(Data records for software interfaces)
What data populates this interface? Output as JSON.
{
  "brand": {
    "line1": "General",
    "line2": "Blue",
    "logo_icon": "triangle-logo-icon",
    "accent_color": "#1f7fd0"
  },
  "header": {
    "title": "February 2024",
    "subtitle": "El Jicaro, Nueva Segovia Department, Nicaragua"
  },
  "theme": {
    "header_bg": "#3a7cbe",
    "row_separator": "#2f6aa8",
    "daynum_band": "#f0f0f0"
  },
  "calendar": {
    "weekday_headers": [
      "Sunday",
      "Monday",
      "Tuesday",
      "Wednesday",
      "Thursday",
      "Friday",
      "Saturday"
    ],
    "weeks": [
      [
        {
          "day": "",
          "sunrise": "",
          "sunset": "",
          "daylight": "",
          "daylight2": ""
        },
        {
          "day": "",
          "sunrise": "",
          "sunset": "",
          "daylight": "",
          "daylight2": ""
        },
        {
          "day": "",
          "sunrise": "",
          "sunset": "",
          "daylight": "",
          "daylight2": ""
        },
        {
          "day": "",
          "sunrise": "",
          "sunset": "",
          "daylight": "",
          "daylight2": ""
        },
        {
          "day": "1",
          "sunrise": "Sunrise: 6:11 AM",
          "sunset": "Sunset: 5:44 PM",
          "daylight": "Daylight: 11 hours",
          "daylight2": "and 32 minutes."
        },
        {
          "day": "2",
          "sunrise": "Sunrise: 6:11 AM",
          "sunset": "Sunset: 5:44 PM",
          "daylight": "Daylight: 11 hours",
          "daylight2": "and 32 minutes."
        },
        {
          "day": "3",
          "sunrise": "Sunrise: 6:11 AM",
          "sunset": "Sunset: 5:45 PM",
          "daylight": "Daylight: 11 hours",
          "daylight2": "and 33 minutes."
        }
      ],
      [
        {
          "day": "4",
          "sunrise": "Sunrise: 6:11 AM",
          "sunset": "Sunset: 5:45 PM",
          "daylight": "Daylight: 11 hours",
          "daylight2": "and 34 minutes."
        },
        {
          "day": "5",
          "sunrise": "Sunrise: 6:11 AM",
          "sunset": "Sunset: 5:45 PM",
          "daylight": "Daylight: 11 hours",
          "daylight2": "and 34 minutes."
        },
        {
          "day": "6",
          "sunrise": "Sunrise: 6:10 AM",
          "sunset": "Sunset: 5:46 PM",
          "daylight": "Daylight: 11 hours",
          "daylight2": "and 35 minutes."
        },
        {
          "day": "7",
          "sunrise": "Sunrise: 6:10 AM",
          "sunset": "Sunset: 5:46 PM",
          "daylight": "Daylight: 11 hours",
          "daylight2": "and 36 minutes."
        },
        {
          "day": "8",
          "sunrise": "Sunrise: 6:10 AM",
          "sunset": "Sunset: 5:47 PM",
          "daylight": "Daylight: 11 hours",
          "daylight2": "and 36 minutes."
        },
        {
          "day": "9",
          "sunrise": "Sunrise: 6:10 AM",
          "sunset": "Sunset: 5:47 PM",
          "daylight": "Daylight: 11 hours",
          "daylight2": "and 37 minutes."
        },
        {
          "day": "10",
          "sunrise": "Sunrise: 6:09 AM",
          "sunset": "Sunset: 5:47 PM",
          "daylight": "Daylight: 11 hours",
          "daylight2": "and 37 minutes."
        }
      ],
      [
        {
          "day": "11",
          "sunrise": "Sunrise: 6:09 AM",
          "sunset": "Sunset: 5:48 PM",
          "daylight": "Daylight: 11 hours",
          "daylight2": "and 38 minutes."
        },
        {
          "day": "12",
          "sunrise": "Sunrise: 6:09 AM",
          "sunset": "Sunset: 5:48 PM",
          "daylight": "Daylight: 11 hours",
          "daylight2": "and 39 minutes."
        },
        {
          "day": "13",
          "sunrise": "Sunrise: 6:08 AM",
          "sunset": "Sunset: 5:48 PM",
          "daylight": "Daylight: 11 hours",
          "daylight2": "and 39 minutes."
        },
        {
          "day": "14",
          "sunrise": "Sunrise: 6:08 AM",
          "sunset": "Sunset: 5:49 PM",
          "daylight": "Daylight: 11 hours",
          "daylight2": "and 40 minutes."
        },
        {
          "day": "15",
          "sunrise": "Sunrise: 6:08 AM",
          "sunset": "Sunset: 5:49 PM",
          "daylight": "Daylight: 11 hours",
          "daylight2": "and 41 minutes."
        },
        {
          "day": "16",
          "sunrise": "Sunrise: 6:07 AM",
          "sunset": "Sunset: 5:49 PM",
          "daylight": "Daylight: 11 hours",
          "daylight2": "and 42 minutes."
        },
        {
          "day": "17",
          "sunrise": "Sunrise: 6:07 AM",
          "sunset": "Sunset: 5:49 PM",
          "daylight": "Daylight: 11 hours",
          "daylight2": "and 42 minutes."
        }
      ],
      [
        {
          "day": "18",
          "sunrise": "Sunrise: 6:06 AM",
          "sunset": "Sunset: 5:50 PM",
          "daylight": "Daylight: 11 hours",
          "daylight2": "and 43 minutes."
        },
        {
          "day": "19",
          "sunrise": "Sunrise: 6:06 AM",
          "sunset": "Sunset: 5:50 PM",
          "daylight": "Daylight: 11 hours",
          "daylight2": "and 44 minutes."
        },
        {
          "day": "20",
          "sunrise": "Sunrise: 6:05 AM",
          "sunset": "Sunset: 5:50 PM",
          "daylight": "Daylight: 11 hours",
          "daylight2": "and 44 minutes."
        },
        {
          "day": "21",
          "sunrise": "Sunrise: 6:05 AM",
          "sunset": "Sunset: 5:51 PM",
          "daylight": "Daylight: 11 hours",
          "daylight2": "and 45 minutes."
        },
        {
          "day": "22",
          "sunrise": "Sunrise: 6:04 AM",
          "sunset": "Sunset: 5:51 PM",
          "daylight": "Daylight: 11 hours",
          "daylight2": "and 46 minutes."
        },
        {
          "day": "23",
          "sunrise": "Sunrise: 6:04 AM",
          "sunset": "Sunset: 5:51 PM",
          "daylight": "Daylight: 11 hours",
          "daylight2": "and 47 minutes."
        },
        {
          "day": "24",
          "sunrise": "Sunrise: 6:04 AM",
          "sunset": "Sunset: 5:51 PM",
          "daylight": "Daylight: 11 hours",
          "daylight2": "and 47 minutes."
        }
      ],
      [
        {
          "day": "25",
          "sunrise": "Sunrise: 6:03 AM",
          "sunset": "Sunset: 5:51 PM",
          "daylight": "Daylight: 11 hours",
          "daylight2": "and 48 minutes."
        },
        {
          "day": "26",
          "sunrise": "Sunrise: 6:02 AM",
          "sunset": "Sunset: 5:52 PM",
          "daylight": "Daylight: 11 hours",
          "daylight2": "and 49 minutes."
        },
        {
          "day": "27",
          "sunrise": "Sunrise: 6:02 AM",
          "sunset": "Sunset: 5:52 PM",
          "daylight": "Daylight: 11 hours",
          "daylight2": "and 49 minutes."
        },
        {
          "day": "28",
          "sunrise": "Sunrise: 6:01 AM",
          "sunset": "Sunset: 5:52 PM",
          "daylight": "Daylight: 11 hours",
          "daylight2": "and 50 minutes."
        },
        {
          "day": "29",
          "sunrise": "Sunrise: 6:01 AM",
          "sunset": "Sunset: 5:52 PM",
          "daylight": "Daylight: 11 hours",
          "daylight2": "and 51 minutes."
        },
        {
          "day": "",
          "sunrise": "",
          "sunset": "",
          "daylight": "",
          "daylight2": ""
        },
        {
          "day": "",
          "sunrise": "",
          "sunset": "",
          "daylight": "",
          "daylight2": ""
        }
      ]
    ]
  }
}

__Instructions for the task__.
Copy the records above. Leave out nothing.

__Finished task__.
What data populates this interface? Output as JSON.
{
  "brand": {
    "line1": "General",
    "line2": "Blue",
    "logo_icon": "triangle-logo-icon",
    "accent_color": "#1f7fd0"
  },
  "header": {
    "title": "February 2024",
    "subtitle": "El Jicaro, Nueva Segovia Department, Nicaragua"
  },
  "theme": {
    "header_bg": "#3a7cbe",
    "row_separator": "#2f6aa8",
    "daynum_band": "#f0f0f0"
  },
  "calendar": {
    "weekday_headers": [
      "Sunday",
      "Monday",
      "Tuesday",
      "Wednesday",
      "Thursday",
      "Friday",
      "Saturday"
    ],
    "weeks": [
      [
        {
          "day": "",
          "sunrise": "",
          "sunset": "",
          "daylight": "",
          "daylight2": ""
        },
        {
          "day": "",
          "sunrise": "",
          "sunset": "",
          "daylight": "",
          "daylight2": ""
        },
        {
          "day": "",
          "sunrise": "",
          "sunset": "",
          "daylight": "",
          "daylight2": ""
        },
        {
          "day": "",
          "sunrise": "",
          "sunset": "",
          "daylight": "",
          "daylight2": ""
        },
        {
          "day": "1",
          "sunrise": "Sunrise: 6:11 AM",
          "sunset": "Sunset: 5:44 PM",
          "daylight": "Daylight: 11 hours",
          "daylight2": "and 32 minutes."
        },
        {
          "day": "2",
          "sunrise": "Sunrise: 6:11 AM",
          "sunset": "Sunset: 5:44 PM",
          "daylight": "Daylight: 11 hours",
          "daylight2": "and 32 minutes."
        },
        {
          "day": "3",
          "sunrise": "Sunrise: 6:11 AM",
          "sunset": "Sunset: 5:45 PM",
          "daylight": "Daylight: 11 hours",
          "daylight2": "and 33 minutes."
        }
      ],
      [
        {
          "day": "4",
          "sunrise": "Sunrise: 6:11 AM",
          "sunset": "Sunset: 5:45 PM",
          "daylight": "Daylight: 11 hours",
          "daylight2": "and 34 minutes."
        },
        {
          "day": "5",
          "sunrise": "Sunrise: 6:11 AM",
          "sunset": "Sunset: 5:45 PM",
          "daylight": "Daylight: 11 hours",
          "daylight2": "and 34 minutes."
        },
        {
          "day": "6",
          "sunrise": "Sunrise: 6:10 AM",
          "sunset": "Sunset: 5:46 PM",
          "daylight": "Daylight: 11 hours",
          "daylight2": "and 35 minutes."
        },
        {
          "day": "7",
          "sunrise": "Sunrise: 6:10 AM",
          "sunset": "Sunset: 5:46 PM",
          "daylight": "Daylight: 11 hours",
          "daylight2": "and 36 minutes."
        },
        {
          "day": "8",
          "sunrise": "Sunrise: 6:10 AM",
          "sunset": "Sunset: 5:47 PM",
          "daylight": "Daylight: 11 hours",
          "daylight2": "and 36 minutes."
        },
        {
          "day": "9",
          "sunrise": "Sunrise: 6:10 AM",
          "sunset": "Sunset: 5:47 PM",
          "daylight": "Daylight: 11 hours",
          "daylight2": "and 37 minutes."
        },
        {
          "day": "10",
          "sunrise": "Sunrise: 6:09 AM",
          "sunset": "Sunset: 5:47 PM",
          "daylight": "Daylight: 11 hours",
          "daylight2": "and 37 minutes."
        }
      ],
      [
        {
          "day": "11",
          "sunrise": "Sunrise: 6:09 AM",
          "sunset": "Sunset: 5:48 PM",
          "daylight": "Daylight: 11 hours",
          "daylight2": "and 38 minutes."
        },
        {
          "day": "12",
          "sunrise": "Sunrise: 6:09 AM",
          "sunset": "Sunset: 5:48 PM",
          "daylight": "Daylight: 11 hours",
          "daylight2": "and 39 minutes."
        },
        {
          "day": "13",
          "sunrise": "Sunrise: 6:08 AM",
          "sunset": "Sunset: 5:48 PM",
          "daylight": "Daylight: 11 hours",
          "daylight2": "and 39 minutes."
        },
        {
          "day": "14",
          "sunrise": "Sunrise: 6:08 AM",
          "sunset": "Sunset: 5:49 PM",
          "daylight": "Daylight: 11 hours",
          "daylight2": "and 40 minutes."
        },
        {
          "day": "15",
          "sunrise": "Sunrise: 6:08 AM",
          "sunset": "Sunset: 5:49 PM",
          "daylight": "Daylight: 11 hours",
          "daylight2": "and 41 minutes."
        },
        {
          "day": "16",
          "sunrise": "Sunrise: 6:07 AM",
          "sunset": "Sunset: 5:49 PM",
          "daylight": "Daylight: 11 hours",
          "daylight2": "and 42 minutes."
        },
        {
          "day": "17",
          "sunrise": "Sunrise: 6:07 AM",
          "sunset": "Sunset: 5:49 PM",
          "daylight": "Daylight: 11 hours",
          "daylight2": "and 42 minutes."
        }
      ],
      [
        {
          "day": "18",
          "sunrise": "Sunrise: 6:06 AM",
          "sunset": "Sunset: 5:50 PM",
          "daylight": "Daylight: 11 hours",
          "daylight2": "and 43 minutes."
        },
        {
          "day": "19",
          "sunrise": "Sunrise: 6:06 AM",
          "sunset": "Sunset: 5:50 PM",
          "daylight": "Daylight: 11 hours",
          "daylight2": "and 44 minutes."
        },
        {
          "day": "20",
          "sunrise": "Sunrise: 6:05 AM",
          "sunset": "Sunset: 5:50 PM",
          "daylight": "Daylight: 11 hours",
          "daylight2": "and 44 minutes."
        },
        {
          "day": "21",
          "sunrise": "Sunrise: 6:05 AM",
          "sunset": "Sunset: 5:51 PM",
          "daylight": "Daylight: 11 hours",
          "daylight2": "and 45 minutes."
        },
        {
          "day": "22",
          "sunrise": "Sunrise: 6:04 AM",
          "sunset": "Sunset: 5:51 PM",
          "daylight": "Daylight: 11 hours",
          "daylight2": "and 46 minutes."
        },
        {
          "day": "23",
          "sunrise": "Sunrise: 6:04 AM",
          "sunset": "Sunset: 5:51 PM",
          "daylight": "Daylight: 11 hours",
          "daylight2": "and 47 minutes."
        },
        {
          "day": "24",
          "sunrise": "Sunrise: 6:04 AM",
          "sunset": "Sunset: 5:51 PM",
          "daylight": "Daylight: 11 hours",
          "daylight2": "and 47 minutes."
        }
      ],
      [
        {
          "day": "25",
          "sunrise": "Sunrise: 6:03 AM",
          "sunset": "Sunset: 5:51 PM",
          "daylight": "Daylight: 11 hours",
          "daylight2": "and 48 minutes."
        },
        {
          "day": "26",
          "sunrise": "Sunrise: 6:02 AM",
          "sunset": "Sunset: 5:52 PM",
          "daylight": "Daylight: 11 hours",
          "daylight2": "and 49 minutes."
        },
        {
          "day": "27",
          "sunrise": "Sunrise: 6:02 AM",
          "sunset": "Sunset: 5:52 PM",
          "daylight": "Daylight: 11 hours",
          "daylight2": "and 49 minutes."
        },
        {
          "day": "28",
          "sunrise": "Sunrise: 6:01 AM",
          "sunset": "Sunset: 5:52 PM",
          "daylight": "Daylight: 11 hours",
          "daylight2": "and 50 minutes."
        },
        {
          "day": "29",
          "sunrise": "Sunrise: 6:01 AM",
          "sunset": "Sunset: 5:52 PM",
          "daylight": "Daylight: 11 hours",
          "daylight2": "and 51 minutes."
        },
        {
          "day": "",
          "sunrise": "",
          "sunset": "",
          "daylight": "",
          "daylight2": ""
        },
        {
          "day": "",
          "sunrise": "",
          "sunset": "",
          "daylight": "",
          "daylight2": ""
        }
      ]
    ]
  }
}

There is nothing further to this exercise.